A Z Psychiatry 


    

Ray's Web Encyclopedia of Mental Health

 

 

The ICD-10 Classification of Mental and Behavioural Disorders
World Health Organization, Geneva, 1992

Vascular Dementia

 


F01 Vascular Dementia

Vascular (formerly arteriosclerotic) dementia, which includes multi-infarct dementia, is distinguished from dementia in Alzheimer's disease by its history of onset, clinical features, and subsequent course. Typically, there is a history of transient ischaemic attacks with brief impairment of consciousness, fleeting pareses, or visual loss. The dementia may also follow a succession of acute cerebrovascular accidents or, less commonly, a single major stroke. Some impairment of memory and thinking then becomes apparent. Onset, which is usually in later life, can be abrupt, following one particular ischaemic episode, or there may be more gradual emergence. The dementia is usually the result of infarction of the brain due to vascular diseases, including hypertensive cerebrovascular disease. The infarcts are usually small but cumulative in their effect.

 

Diagnostic Guidelines

The diagnosis presupposes the presence of a dementia as described above. Impairment of cognitive function is commonly uneven, so that there may be memory loss, intellectual impairment, and focal neurological signs. Insight and judgement may be relatively well preserved. An abrupt onset or a stepwise deterioration, as well as the presence of focal neurological signs and symptoms, increases the probability of the diagnosis; in some cases, confirmation can be provided only by computerized axial tomography or, ultimately, neuropathological examination.

Associated features are: hypertension, carotid bruit, emotional lability with transient depressive mood, weeping or explosive laughter, and transient episodes of clouded consciousness or delirium, often provoked by further infarction. Personality is believed to be relatively well preserved, but personality changes may be evident in a proportion of cases with apathy, disinhibition, or accentuation of previous traits such as egocentricity, paranoid attitudes, or irritability.

Includes:
* arteriosclerotic dementia

Differential Diagnosis
Consider: delirium (F05.-); other dementia, particularly in Alzheimer's disease (F00.-); mood [affective] disorders (F30-F39); mild or moderate mental retardation (F70-F71); subdural haemorrhage (traumatic (S06.5), nontraumatic (I62.0)).
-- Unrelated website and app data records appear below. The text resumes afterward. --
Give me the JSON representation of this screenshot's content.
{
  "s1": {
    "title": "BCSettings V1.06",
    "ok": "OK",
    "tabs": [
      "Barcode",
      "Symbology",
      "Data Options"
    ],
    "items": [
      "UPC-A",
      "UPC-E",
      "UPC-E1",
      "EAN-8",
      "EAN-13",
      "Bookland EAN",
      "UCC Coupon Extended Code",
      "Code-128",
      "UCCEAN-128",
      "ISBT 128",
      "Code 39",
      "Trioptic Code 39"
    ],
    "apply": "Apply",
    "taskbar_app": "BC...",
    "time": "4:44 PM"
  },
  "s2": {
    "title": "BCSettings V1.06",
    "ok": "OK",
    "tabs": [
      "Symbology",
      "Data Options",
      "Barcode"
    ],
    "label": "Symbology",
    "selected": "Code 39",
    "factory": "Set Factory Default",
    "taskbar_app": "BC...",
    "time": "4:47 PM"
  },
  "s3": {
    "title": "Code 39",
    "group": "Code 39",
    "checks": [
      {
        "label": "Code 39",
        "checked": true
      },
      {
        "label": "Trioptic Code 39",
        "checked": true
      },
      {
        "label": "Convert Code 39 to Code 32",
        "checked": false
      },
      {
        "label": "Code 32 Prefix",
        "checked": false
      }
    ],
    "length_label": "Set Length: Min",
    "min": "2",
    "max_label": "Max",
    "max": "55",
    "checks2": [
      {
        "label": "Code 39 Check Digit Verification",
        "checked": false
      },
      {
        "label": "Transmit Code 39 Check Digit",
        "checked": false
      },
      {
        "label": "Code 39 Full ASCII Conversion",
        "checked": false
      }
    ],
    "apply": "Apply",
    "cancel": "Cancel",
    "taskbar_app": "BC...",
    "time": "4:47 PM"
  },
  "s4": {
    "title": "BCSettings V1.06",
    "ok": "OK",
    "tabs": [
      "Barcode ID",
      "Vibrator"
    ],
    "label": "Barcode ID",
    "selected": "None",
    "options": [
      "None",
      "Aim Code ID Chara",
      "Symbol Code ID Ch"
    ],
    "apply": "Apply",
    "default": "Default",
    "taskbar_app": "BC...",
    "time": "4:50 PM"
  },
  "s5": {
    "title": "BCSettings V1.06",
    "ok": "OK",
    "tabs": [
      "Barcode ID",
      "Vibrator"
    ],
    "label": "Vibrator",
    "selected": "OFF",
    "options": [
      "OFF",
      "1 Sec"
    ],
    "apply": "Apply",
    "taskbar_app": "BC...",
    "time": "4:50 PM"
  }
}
Vascular dementia may coexist with dementia in Alzheimer's disease (to be coded F00.2), as when evidence of a vascular episode is superimposed on a clinical picture and history suggesting Alzheimer's disease.

 


F01.1 Vascular Dementia Of Acute Onset

Usually develops rapidly after a succession of strokes from cerebrovascular thrombosis, embolism, or haemorrhage. In rare cases, a single large infarction may be the cause.

 


F01.1 Multi-Infarct Dementia

This is more gradual in onset than the acute form, following a number of minor ischaemic episodes which produce an accumulation of infarcts in the cerebral parenchyma.

Includes:
* predominantly cortical dementia

 


F01.2 Subcortical Vascular Dementia

There may be a history of hypertension and foci of ischaemic destruction in the deep white matter of the cerebral hemispheres, which can be suspected on clinical grounds and demonstrated on computerized axial tomography scans. The cerebral cortex is usually preserved and this contrasts with the clinical picture, which may closely resemble that of dementia in Alzheimer's disease. (Where diffuse demyelination of white matter can be demonstrated, the term "Binswanger's encephalopathy" may be used.)

 


F01.3 Mixed Cortical And Subcortical Vascular Dementia

Mixed cortical and subcortical components of the vascular dementia may be suspected from the clinical features, the results of investigations (including autopsy), or both.


ICD-10 copyright 1992 by World Health Organization.
AZ Psychiatry copyright (www.azpsychiatry.info) by Dr. Manaan Kar Ray